Clifford Gray deserves a paragraph all to himself, largely because of a case of mistaken identity. If you were to search the internet for “Clifford Gray” and “bobsled,” you would find articles about a British silent-movie actor, songwriter, and librettist who wrote “If You Were the Only Girl in the World” and other familiar songs. According to the Oxford Dictionary of National Biography (2004), Clifford “Tippi” Grey (born Percival Davis) led a double life as an American-impersonating bobsledder in two Olympiads, unbeknownst to his friends, associates, and even his own children. The story of the British songwriter-turned-Olympic gold medalist appeals to the Walter Mitty in all of us, and it persists, despite the absence of a shred of evidence to support it (e.g., photos, letters, medals). If USOC Chairman MacArthur would disqualify the American hockey team in 1928 for not being “sufficiently American,” what chance would a British actor/songwriter have of passing muster, however convincing his accent? The real bobsledding Clifford Barton Gray was born in Chicago in 1892. He attended Cornell, and may have known brakeman Richard “Ned” Parke as a fellow student. I have located several passport photos of Clifford B. Gray, and they are clearly of the same person that is in photos of the 1928 and 1932 U.S. bobsled teams. He died in California in 1969.
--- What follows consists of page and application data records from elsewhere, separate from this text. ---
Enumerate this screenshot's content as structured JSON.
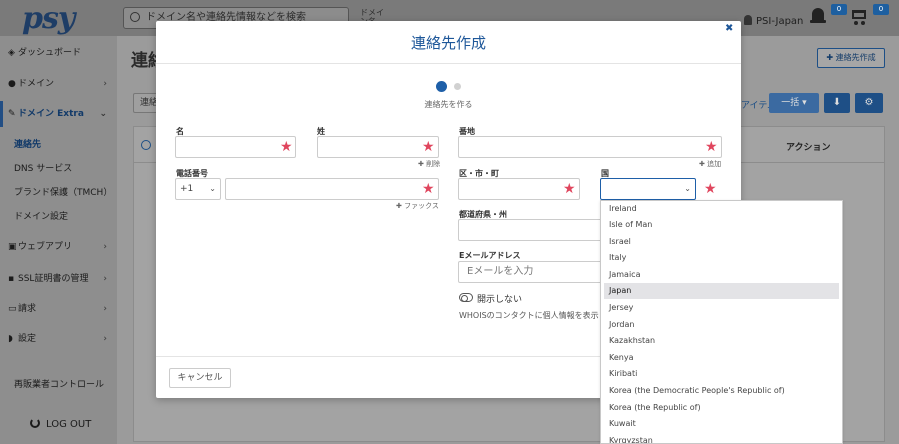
{
  "topbar": {
    "logo": "psy",
    "search_text": "ドメイン名や連絡先情報などを検索",
    "domain_filter_line1": "ドメイ",
    "domain_filter_line2": "ン名",
    "user_name": "PSI-Japan",
    "notifications_count": "0",
    "cart_count": "0"
  },
  "sidebar": {
    "dashboard": "ダッシュボード",
    "domains": "ドメイン",
    "domain_extra": "ドメイン Extra",
    "sub_items": [
      "連絡先",
      "DNS サービス",
      "ブランド保護（TMCH）",
      "ドメイン設定"
    ],
    "web_apps": "ウェブアプリ",
    "ssl": "SSL証明書の管理",
    "billing": "請求",
    "settings": "設定",
    "reseller": "再販業者コントロール",
    "logout": "LOG OUT"
  },
  "page": {
    "title": "連絡先",
    "add_contact_button": "連絡先作成",
    "tab_label": "連絡",
    "items_label": "アイテム",
    "bulk_button": "一括",
    "action_column": "アクション"
  },
  "modal": {
    "title": "連絡先作成",
    "step_label": "連絡先を作る",
    "fields": {
      "first_name": "名",
      "last_name": "姓",
      "address": "番地",
      "phone": "電話番号",
      "city": "区・市・町",
      "country": "国",
      "prefecture": "都道府県・州",
      "email": "Eメールアドレス"
    },
    "phone_code": "+1",
    "email_placeholder": "Eメールを入力",
    "add_link_name": "削除",
    "add_link_address": "追加",
    "fax_link": "ファックス",
    "toggle_label": "開示しない",
    "whois_note": "WHOISのコンタクトに個人情報を表示しない",
    "cancel_button": "キャンセル"
  },
  "country_dropdown": {
    "selected": "Japan",
    "options": [
      "Ireland",
      "Isle of Man",
      "Israel",
      "Italy",
      "Jamaica",
      "Japan",
      "Jersey",
      "Jordan",
      "Kazakhstan",
      "Kenya",
      "Kiribati",
      "Korea (the Democratic People's Republic of)",
      "Korea (the Republic of)",
      "Kuwait",
      "Kyrgyzstan"
    ]
  },
  "colors": {
    "brand_blue": "#1e5799",
    "required_star": "#e0465e",
    "active_step": "#1e5fa8"
  }
}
Geof Mason wrote in the March 1928 issue of the Bowdoin Alumnus, “…as a result of the St. Moritz Olympic Winter Sports, Tootell has ceased to be 1923’s sole Olympic Champion.” Upon returning from Europe, Geof taught Latin and coached the full spectrum of sports at Sewickley Academy in Pennsylvania until 1947. From 1947 until his retirement he was safety director of Newman-Crosby Steel Co., in Pawtucket, Rhode Island. He shared the following in an article in the Winter 1976 issue of the Bowdoin Alumnus: “…in most pursuits, success is achieved by starting at the bottom and working one’s way as swiftly as possible to the top. In bobsleighing, particularly in my case, one starts at the top and works his way as swiftly as possible to the bottom!” Geof died in 1987, the last surviving member of an ad hoc and legendary team that was touched by the Olympic spirit.
With best wishes,
John R. Cross ’76
Secretary of Development and College Relations